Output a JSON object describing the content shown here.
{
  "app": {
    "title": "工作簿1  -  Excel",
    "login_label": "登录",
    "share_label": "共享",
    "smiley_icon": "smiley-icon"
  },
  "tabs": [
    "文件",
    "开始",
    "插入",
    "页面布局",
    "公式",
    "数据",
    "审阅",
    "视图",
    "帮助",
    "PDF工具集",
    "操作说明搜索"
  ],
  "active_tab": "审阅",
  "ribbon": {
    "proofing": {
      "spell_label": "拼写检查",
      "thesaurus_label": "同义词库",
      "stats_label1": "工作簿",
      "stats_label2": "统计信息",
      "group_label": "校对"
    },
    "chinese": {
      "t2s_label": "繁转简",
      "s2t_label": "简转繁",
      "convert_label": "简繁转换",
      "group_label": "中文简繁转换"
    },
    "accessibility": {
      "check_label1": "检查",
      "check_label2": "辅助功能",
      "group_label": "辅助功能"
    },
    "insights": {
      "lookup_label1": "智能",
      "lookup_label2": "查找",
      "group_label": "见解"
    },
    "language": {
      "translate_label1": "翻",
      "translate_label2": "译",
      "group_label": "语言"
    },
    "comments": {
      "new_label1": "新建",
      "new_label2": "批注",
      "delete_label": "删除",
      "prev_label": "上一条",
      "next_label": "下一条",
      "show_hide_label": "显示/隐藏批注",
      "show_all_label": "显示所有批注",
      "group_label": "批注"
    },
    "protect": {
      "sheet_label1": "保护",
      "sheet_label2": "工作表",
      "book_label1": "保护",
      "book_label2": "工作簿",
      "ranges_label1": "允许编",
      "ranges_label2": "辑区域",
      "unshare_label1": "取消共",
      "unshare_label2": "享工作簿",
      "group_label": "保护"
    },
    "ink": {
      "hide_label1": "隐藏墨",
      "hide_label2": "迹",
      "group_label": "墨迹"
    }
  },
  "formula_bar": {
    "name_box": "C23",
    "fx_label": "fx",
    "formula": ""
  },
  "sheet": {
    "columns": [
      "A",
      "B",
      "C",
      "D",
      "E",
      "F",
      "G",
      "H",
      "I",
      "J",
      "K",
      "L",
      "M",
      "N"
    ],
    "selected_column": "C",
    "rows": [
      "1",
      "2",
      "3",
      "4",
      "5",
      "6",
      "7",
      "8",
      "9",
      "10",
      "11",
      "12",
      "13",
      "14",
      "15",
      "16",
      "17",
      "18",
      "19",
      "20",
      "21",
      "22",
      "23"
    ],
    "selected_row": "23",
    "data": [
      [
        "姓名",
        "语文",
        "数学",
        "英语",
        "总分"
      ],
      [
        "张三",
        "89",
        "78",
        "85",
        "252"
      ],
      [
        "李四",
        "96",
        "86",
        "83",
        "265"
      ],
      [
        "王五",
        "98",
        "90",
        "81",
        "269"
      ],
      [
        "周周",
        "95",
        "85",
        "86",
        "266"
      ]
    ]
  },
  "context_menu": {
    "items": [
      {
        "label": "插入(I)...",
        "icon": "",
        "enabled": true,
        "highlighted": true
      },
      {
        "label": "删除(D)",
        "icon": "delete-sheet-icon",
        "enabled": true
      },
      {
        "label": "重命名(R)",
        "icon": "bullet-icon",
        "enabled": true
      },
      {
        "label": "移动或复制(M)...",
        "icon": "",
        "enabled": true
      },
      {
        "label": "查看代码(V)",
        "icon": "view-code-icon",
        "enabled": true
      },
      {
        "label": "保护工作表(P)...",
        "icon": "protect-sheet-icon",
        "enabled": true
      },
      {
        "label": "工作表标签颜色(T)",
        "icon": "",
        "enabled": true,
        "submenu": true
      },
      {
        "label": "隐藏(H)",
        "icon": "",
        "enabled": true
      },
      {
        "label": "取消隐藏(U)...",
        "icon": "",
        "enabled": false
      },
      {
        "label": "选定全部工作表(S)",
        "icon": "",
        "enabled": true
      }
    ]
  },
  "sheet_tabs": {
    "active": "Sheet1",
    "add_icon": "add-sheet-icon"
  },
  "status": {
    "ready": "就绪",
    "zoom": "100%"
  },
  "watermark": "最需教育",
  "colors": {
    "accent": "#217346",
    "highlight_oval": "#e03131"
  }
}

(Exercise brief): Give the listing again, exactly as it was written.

(Exercise answer):
Output a JSON object describing the content shown here.
{
  "app": {
    "title": "工作簿1  -  Excel",
    "login_label": "登录",
    "share_label": "共享",
    "smiley_icon": "smiley-icon"
  },
  "tabs": [
    "文件",
    "开始",
    "插入",
    "页面布局",
    "公式",
    "数据",
    "审阅",
    "视图",
    "帮助",
    "PDF工具集",
    "操作说明搜索"
  ],
  "active_tab": "审阅",
  "ribbon": {
    "proofing": {
      "spell_label": "拼写检查",
      "thesaurus_label": "同义词库",
      "stats_label1": "工作簿",
      "stats_label2": "统计信息",
      "group_label": "校对"
    },
    "chinese": {
      "t2s_label": "繁转简",
      "s2t_label": "简转繁",
      "convert_label": "简繁转换",
      "group_label": "中文简繁转换"
    },
    "accessibility": {
      "check_label1": "检查",
      "check_label2": "辅助功能",
      "group_label": "辅助功能"
    },
    "insights": {
      "lookup_label1": "智能",
      "lookup_label2": "查找",
      "group_label": "见解"
    },
    "language": {
      "translate_label1": "翻",
      "translate_label2": "译",
      "group_label": "语言"
    },
    "comments": {
      "new_label1": "新建",
      "new_label2": "批注",
      "delete_label": "删除",
      "prev_label": "上一条",
      "next_label": "下一条",
      "show_hide_label": "显示/隐藏批注",
      "show_all_label": "显示所有批注",
      "group_label": "批注"
    },
    "protect": {
      "sheet_label1": "保护",
      "sheet_label2": "工作表",
      "book_label1": "保护",
      "book_label2": "工作簿",
      "ranges_label1": "允许编",
      "ranges_label2": "辑区域",
      "unshare_label1": "取消共",
      "unshare_label2": "享工作簿",
      "group_label": "保护"
    },
    "ink": {
      "hide_label1": "隐藏墨",
      "hide_label2": "迹",
      "group_label": "墨迹"
    }
  },
  "formula_bar": {
    "name_box": "C23",
    "fx_label": "fx",
    "formula": ""
  },
  "sheet": {
    "columns": [
      "A",
      "B",
      "C",
      "D",
      "E",
      "F",
      "G",
      "H",
      "I",
      "J",
      "K",
      "L",
      "M",
      "N"
    ],
    "selected_column": "C",
    "rows": [
      "1",
      "2",
      "3",
      "4",
      "5",
      "6",
      "7",
      "8",
      "9",
      "10",
      "11",
      "12",
      "13",
      "14",
      "15",
      "16",
      "17",
      "18",
      "19",
      "20",
      "21",
      "22",
      "23"
    ],
    "selected_row": "23",
    "data": [
      [
        "姓名",
        "语文",
        "数学",
        "英语",
        "总分"
      ],
      [
        "张三",
        "89",
        "78",
        "85",
        "252"
      ],
      [
        "李四",
        "96",
        "86",
        "83",
        "265"
      ],
      [
        "王五",
        "98",
        "90",
        "81",
        "269"
      ],
      [
        "周周",
        "95",
        "85",
        "86",
        "266"
      ]
    ]
  },
  "context_menu": {
    "items": [
      {
        "label": "插入(I)...",
        "icon": "",
        "enabled": true,
        "highlighted": true
      },
      {
        "label": "删除(D)",
        "icon": "delete-sheet-icon",
        "enabled": true
      },
      {
        "label": "重命名(R)",
        "icon": "bullet-icon",
        "enabled": true
      },
      {
        "label": "移动或复制(M)...",
        "icon": "",
        "enabled": true
      },
      {
        "label": "查看代码(V)",
        "icon": "view-code-icon",
        "enabled": true
      },
      {
        "label": "保护工作表(P)...",
        "icon": "protect-sheet-icon",
        "enabled": true
      },
      {
        "label": "工作表标签颜色(T)",
        "icon": "",
        "enabled": true,
        "submenu": true
      },
      {
        "label": "隐藏(H)",
        "icon": "",
        "enabled": true
      },
      {
        "label": "取消隐藏(U)...",
        "icon": "",
        "enabled": false
      },
      {
        "label": "选定全部工作表(S)",
        "icon": "",
        "enabled": true
      }
    ]
  },
  "sheet_tabs": {
    "active": "Sheet1",
    "add_icon": "add-sheet-icon"
  },
  "status": {
    "ready": "就绪",
    "zoom": "100%"
  },
  "watermark": "最需教育",
  "colors": {
    "accent": "#217346",
    "highlight_oval": "#e03131"
  }
}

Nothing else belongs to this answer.